_Dataset_:
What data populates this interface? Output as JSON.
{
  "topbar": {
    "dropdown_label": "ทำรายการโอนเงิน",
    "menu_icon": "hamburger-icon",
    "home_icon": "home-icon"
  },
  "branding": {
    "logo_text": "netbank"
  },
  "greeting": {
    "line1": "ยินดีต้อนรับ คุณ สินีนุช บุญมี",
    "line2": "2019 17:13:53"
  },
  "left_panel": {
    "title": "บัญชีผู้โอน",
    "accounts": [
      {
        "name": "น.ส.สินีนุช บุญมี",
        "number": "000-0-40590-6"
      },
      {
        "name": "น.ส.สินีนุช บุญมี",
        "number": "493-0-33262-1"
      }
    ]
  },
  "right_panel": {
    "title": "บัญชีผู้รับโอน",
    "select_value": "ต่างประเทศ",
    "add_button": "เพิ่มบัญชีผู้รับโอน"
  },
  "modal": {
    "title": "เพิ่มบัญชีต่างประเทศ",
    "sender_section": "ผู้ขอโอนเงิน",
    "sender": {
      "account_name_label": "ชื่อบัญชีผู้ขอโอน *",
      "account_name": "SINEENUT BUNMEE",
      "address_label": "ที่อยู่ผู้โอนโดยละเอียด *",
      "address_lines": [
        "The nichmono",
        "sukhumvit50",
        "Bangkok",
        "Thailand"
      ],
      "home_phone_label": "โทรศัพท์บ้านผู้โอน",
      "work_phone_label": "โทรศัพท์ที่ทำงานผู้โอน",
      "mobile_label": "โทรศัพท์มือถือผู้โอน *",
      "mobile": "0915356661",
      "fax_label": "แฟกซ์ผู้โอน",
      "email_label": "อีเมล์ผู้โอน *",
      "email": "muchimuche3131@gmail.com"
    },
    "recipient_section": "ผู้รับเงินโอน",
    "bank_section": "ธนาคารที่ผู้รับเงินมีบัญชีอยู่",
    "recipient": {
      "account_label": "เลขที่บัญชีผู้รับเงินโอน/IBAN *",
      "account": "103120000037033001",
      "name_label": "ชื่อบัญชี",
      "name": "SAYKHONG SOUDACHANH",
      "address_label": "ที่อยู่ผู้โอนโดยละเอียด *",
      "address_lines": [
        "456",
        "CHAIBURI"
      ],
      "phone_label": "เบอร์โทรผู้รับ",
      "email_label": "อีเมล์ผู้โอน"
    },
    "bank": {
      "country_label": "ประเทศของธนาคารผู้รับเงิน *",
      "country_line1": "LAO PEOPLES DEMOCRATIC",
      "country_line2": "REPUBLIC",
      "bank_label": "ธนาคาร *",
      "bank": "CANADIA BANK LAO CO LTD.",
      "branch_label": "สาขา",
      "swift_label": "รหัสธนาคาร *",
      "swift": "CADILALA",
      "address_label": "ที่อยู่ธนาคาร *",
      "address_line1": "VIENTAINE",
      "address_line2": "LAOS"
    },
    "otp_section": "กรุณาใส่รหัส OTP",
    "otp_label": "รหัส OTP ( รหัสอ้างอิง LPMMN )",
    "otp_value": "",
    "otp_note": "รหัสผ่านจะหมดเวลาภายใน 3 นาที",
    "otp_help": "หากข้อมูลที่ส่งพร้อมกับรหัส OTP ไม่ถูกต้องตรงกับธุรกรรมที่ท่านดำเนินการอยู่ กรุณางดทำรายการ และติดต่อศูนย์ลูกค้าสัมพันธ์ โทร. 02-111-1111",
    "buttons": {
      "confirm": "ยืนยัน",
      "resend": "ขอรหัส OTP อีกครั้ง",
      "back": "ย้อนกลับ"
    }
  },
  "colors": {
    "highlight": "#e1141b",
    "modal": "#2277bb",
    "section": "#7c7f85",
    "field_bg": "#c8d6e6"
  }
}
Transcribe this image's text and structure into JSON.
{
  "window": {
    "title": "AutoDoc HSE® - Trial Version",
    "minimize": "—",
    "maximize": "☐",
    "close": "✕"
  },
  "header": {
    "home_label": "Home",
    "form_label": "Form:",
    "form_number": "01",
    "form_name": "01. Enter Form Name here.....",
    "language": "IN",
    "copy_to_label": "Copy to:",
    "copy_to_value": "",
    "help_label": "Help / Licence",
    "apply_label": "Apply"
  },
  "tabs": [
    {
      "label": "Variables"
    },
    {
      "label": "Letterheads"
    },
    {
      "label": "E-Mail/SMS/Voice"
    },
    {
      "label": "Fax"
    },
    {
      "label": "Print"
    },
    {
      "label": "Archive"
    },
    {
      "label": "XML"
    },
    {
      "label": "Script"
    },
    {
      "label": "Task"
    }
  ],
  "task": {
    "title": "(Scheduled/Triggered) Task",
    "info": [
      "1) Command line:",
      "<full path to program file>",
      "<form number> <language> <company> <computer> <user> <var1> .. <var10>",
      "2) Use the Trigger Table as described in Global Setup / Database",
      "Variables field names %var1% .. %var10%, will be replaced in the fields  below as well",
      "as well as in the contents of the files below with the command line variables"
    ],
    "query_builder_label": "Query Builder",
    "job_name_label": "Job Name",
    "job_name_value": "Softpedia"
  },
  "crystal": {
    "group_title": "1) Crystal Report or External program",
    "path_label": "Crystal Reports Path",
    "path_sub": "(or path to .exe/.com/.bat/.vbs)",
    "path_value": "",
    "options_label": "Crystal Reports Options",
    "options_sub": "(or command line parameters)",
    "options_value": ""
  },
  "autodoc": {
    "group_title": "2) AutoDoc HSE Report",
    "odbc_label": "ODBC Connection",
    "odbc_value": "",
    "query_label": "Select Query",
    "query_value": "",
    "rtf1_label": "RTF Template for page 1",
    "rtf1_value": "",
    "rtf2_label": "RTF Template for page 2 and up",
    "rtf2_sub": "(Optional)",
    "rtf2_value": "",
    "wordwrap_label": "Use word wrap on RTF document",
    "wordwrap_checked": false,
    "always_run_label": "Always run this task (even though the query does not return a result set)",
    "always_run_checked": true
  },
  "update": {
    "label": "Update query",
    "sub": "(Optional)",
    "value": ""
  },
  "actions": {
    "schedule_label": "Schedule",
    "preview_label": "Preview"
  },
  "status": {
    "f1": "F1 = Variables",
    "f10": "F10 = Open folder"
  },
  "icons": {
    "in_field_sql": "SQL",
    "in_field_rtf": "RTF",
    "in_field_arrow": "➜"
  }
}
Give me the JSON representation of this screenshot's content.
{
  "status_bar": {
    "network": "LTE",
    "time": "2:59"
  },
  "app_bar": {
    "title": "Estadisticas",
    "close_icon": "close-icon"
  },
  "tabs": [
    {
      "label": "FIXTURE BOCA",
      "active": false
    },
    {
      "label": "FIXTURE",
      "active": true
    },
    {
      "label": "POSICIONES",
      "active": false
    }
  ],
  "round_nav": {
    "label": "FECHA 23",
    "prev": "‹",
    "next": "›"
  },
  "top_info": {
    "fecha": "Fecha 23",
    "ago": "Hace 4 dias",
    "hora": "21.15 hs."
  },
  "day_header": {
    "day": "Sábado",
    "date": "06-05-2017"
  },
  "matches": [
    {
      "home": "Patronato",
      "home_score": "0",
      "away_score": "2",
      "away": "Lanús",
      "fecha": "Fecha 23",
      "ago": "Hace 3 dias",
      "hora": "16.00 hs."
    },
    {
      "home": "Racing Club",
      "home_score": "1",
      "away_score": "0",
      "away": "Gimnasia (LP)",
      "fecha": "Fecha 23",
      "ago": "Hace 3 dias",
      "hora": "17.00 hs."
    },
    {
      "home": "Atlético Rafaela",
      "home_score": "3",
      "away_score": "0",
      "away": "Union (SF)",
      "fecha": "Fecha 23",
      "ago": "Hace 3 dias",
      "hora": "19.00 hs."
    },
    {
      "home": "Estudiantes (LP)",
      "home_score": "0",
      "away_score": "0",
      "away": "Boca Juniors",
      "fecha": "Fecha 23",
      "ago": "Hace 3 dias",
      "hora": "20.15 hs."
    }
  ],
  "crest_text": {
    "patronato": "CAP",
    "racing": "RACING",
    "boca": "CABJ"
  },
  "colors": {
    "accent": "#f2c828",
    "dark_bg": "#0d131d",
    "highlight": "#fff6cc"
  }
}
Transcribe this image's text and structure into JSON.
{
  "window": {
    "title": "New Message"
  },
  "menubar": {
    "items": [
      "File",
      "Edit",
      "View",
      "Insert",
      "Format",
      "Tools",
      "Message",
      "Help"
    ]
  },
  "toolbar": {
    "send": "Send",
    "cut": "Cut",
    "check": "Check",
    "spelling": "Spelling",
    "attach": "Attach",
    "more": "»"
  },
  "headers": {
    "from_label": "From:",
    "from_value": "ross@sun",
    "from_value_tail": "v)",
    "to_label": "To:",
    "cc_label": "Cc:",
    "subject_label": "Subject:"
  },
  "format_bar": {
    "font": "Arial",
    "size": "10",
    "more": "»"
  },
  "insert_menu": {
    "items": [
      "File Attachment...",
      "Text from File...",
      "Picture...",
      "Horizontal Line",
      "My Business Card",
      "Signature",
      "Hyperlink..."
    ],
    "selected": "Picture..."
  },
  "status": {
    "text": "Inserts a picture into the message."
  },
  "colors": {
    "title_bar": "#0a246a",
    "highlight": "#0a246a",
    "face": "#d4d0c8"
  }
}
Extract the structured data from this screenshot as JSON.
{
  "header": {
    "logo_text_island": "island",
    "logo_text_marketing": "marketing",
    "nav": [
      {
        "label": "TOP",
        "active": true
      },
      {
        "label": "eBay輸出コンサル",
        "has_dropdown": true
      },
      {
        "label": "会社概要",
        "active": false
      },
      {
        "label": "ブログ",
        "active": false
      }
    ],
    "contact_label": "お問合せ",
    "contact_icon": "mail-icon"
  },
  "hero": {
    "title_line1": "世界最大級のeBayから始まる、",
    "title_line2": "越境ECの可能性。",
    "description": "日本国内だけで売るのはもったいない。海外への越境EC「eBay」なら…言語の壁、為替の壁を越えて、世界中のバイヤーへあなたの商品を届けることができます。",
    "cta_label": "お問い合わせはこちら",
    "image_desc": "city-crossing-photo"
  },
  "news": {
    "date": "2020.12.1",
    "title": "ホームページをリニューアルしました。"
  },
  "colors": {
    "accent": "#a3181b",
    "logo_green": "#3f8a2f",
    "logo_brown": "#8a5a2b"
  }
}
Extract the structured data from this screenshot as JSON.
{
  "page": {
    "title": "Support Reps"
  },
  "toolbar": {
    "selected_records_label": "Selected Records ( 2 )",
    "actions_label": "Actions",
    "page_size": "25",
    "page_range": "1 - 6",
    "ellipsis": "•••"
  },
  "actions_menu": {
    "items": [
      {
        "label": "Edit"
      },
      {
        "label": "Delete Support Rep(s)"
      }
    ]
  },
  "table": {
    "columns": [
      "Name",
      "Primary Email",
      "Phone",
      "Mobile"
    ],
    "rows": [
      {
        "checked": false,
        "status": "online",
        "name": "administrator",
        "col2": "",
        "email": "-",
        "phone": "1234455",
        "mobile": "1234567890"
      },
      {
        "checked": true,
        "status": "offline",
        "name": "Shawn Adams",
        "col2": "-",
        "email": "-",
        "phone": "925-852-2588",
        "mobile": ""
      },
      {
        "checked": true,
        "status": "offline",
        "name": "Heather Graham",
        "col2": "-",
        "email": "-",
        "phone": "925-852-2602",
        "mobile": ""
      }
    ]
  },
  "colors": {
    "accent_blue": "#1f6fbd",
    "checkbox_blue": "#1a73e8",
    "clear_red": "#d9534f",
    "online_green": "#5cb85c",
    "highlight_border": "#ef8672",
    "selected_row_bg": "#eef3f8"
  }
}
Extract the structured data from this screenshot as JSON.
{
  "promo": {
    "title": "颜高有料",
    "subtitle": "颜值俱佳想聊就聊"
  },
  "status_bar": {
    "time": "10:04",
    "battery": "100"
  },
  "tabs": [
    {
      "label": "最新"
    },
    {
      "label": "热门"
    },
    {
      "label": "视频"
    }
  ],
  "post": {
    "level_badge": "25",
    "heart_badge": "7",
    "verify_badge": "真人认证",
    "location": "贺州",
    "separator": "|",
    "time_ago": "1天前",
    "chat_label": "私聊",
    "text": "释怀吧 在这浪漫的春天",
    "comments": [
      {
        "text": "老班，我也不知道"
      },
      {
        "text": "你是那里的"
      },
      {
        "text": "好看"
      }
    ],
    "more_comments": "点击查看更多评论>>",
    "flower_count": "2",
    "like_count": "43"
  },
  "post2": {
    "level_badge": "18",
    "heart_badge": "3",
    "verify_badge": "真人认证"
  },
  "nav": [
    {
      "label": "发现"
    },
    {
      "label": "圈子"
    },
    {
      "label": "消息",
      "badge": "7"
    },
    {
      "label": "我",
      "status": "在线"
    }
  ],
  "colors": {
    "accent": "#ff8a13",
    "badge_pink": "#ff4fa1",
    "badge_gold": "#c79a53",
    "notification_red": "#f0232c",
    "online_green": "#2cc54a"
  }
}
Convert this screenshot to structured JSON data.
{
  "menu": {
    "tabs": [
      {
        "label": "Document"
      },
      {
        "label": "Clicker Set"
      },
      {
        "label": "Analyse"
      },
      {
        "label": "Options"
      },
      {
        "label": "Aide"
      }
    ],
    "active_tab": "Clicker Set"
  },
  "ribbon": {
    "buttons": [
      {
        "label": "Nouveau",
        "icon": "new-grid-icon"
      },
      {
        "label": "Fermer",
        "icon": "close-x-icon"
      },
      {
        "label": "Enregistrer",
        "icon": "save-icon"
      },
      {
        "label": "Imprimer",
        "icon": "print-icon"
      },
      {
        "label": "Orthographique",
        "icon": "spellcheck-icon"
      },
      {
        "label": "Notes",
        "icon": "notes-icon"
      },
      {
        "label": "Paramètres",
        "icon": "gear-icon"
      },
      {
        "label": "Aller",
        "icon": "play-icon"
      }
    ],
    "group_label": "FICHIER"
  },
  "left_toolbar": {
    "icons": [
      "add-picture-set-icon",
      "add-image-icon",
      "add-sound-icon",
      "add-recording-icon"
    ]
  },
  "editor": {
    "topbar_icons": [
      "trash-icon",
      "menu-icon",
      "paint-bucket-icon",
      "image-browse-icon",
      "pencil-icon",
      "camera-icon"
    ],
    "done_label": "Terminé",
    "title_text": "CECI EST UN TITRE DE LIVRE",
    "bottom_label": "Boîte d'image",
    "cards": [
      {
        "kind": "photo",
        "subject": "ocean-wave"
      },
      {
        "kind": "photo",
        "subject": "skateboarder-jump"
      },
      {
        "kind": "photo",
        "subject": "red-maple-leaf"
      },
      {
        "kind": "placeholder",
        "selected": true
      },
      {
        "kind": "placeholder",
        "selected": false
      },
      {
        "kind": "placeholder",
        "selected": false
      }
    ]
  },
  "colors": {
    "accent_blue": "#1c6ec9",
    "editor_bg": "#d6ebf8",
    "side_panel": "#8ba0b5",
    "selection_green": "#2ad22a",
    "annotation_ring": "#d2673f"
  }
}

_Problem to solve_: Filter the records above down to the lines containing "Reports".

_Response box_:
    "path_label": "Crystal Reports Path",
    "options_label": "Crystal Reports Options",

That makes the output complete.